Building the collections
In the mid-20th century, the City of Brussels owned just a few pieces of Brussels lace, exhibited in the Maison du Roi in the city’s Grand-Place. This lace, the product of an industry that has now entirely disappeared, carried the reputation of Belgium’s capital throughout the western world. By buying lace from private collectors, a coherent collection was built up, representing the work produced here in Belgium. But presenting lace outside its particular context, which of fashion, is inconceivable. Which is why, soon after the Museum opened in 1977, it proved essential to establish a collection of old costumes in order to exhibit the lace in context.
Building up an iconographic collection is also vital when it comes to dating costumes. Entire collections of illustrated fashion periodicals were included in the museum’s library. Portraits of interest from the point of view of the history of costume, particularly if they are the work of Belgian or Brussels painters, were added to the collections, making the exhibitions more attractive and more easier to understood.

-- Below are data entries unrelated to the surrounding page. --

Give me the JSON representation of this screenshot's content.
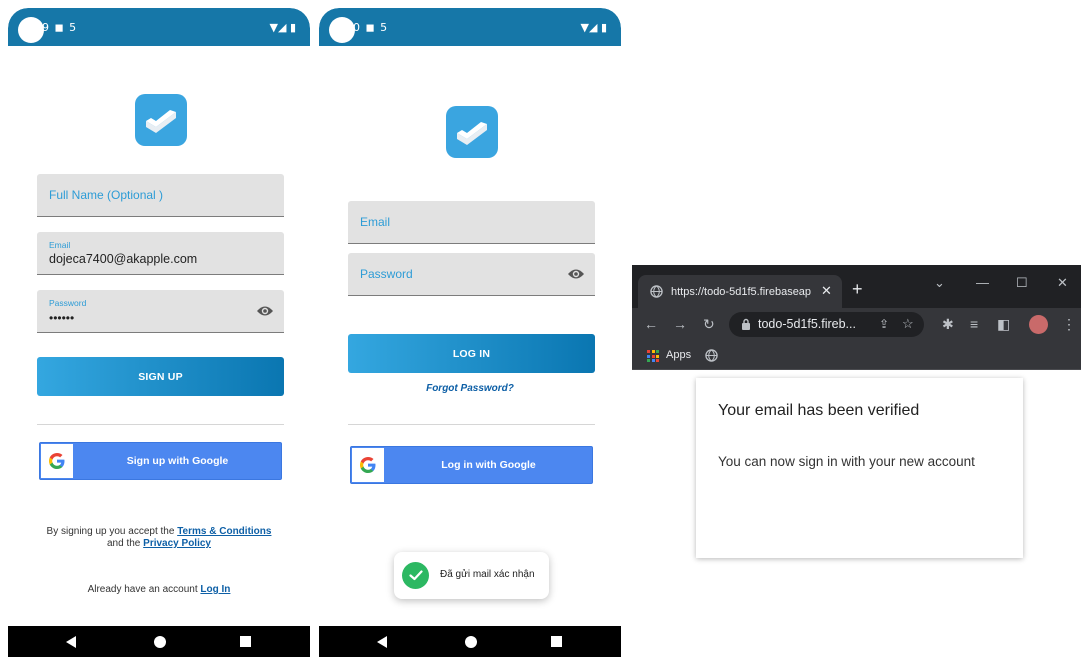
{
  "status_bar": {
    "left_text_1": "9 ◼ 5",
    "left_text_2": "0 ◼ 5",
    "right_text": "▼◢ ▮"
  },
  "signup": {
    "full_name_placeholder": "Full Name (Optional )",
    "email_label": "Email",
    "email_value": "dojeca7400@akapple.com",
    "password_label": "Password",
    "password_value": "••••••",
    "signup_button": "SIGN UP",
    "google_button": "Sign up with Google",
    "terms_prefix": "By signing up you accept the ",
    "terms_link": "Terms & Conditions",
    "terms_middle": "and the ",
    "privacy_link": "Privacy Policy",
    "account_prefix": "Already have an account ",
    "login_link": "Log In"
  },
  "login": {
    "email_placeholder": "Email",
    "password_placeholder": "Password",
    "login_button": "LOG IN",
    "forgot_link": "Forgot Password?",
    "google_button": "Log in with Google",
    "toast_text": "Đã gửi mail xác nhận"
  },
  "browser": {
    "tab_title": "https://todo-5d1f5.firebaseapp",
    "tab_close": "✕",
    "new_tab": "+",
    "url": "todo-5d1f5.fireb...",
    "bookmark_apps": "Apps",
    "card_title": "Your email has been verified",
    "card_message": "You can now sign in with your new account",
    "apps_colors": [
      "#ea4335",
      "#fbbc05",
      "#34a853",
      "#4285f4",
      "#ea4335",
      "#fbbc05",
      "#34a853",
      "#4285f4",
      "#ea4335"
    ]
  },
  "colors": {
    "brand_blue": "#1677a8",
    "gradient_start": "#34a7e0",
    "gradient_end": "#0a76b1",
    "google_blue": "#4c87f0",
    "link_blue": "#0d5fa6",
    "success_green": "#2cb862"
  }
}
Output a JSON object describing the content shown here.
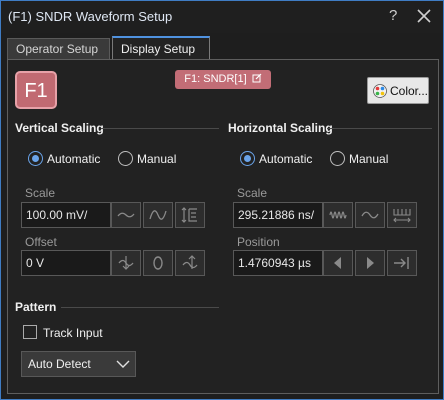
{
  "window": {
    "title": "(F1) SNDR Waveform Setup",
    "help_label": "?"
  },
  "tabs": [
    {
      "label": "Operator Setup"
    },
    {
      "label": "Display Setup"
    }
  ],
  "badge": {
    "label": "F1"
  },
  "source_chip": {
    "label": "F1: SNDR[1]"
  },
  "color_button": {
    "label": "Color..."
  },
  "vertical": {
    "title": "Vertical Scaling",
    "mode_auto": "Automatic",
    "mode_manual": "Manual",
    "scale_label": "Scale",
    "scale_value": "100.00 mV/",
    "offset_label": "Offset",
    "offset_value": "0 V"
  },
  "horizontal": {
    "title": "Horizontal Scaling",
    "mode_auto": "Automatic",
    "mode_manual": "Manual",
    "scale_label": "Scale",
    "scale_value": "295.21886 ns/",
    "position_label": "Position",
    "position_value": "1.4760943 µs"
  },
  "pattern": {
    "title": "Pattern",
    "track_input_label": "Track Input",
    "detect_value": "Auto Detect"
  }
}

Conservation – Restoration
Every exhibition provides an opportunity to launch a campaign to restore the items to be exhibited: the selected pieces are checked, repaired and cleaned. For some garments, particularly those in lace, a lining or even an undergarment has to be produced and the mannequin used to display the models has to be adapted. Most of these tasks are entrusted to specialists, mainly from outside. The Museum does not have a restoration workshop, but above all the diversity of the collections calls for as many disciplines as there are types of objects.
Acquisitions at auctions
Aware of the need to enrich the textile heritage of the City of Brussels, the public authorities have, for the past few years, encouraged purchases from leading auction houses abroad.
Two examples provide a perfect illustration of the relevance of recent auction purchases: after the death of Princess Liliane de Réthy, her heirs sold her prestigious wardrobe at Sotheby’s in London in May 2003. The Museum was thus able to add to its collection a lady’s riding habit bearing the label of “Séverin”, a Brussels-based house that no longer exists, a Givenchy gown and an inventory comprising sketches with tissue samples for outfits by Dior, Saint-Laurent, Balenciaga and Chanel, taken from her 1950-1960s collection.
When the Belgian airline Sabena was wound up in April – May 2003, the Museum acquired the last two uniforms worn by the cabin crew, which were created by Olivier Strelli.
The contribution from antique dealers
Rather than putting items of interest up for public sale abroad, antique dealers keen to preserve the heritage of Belgium and Brussels here in their own country, fortunately sometimes take the initiative to first offer them to the Costume and Lace Museum. The Museum seizes these opportunities to add to its collections, in particular when they are pieces from houses based in Brussels.
Gifts: contributions from private individuals
Alongside these items from prestigious origins, the Museum also receives gifts from private individuals wishing to ensure the long-term future of certain objects which are dear to them and which they would not like to see forgotten. These items bear witness to the lives of ordinary people; they are expressions of respect for past generations on the part of scrupulous heirs.
The collections expand with every exhibition. Each one prompts a wave of gifts of items related to the topic of the exhibition, from captivated visitors.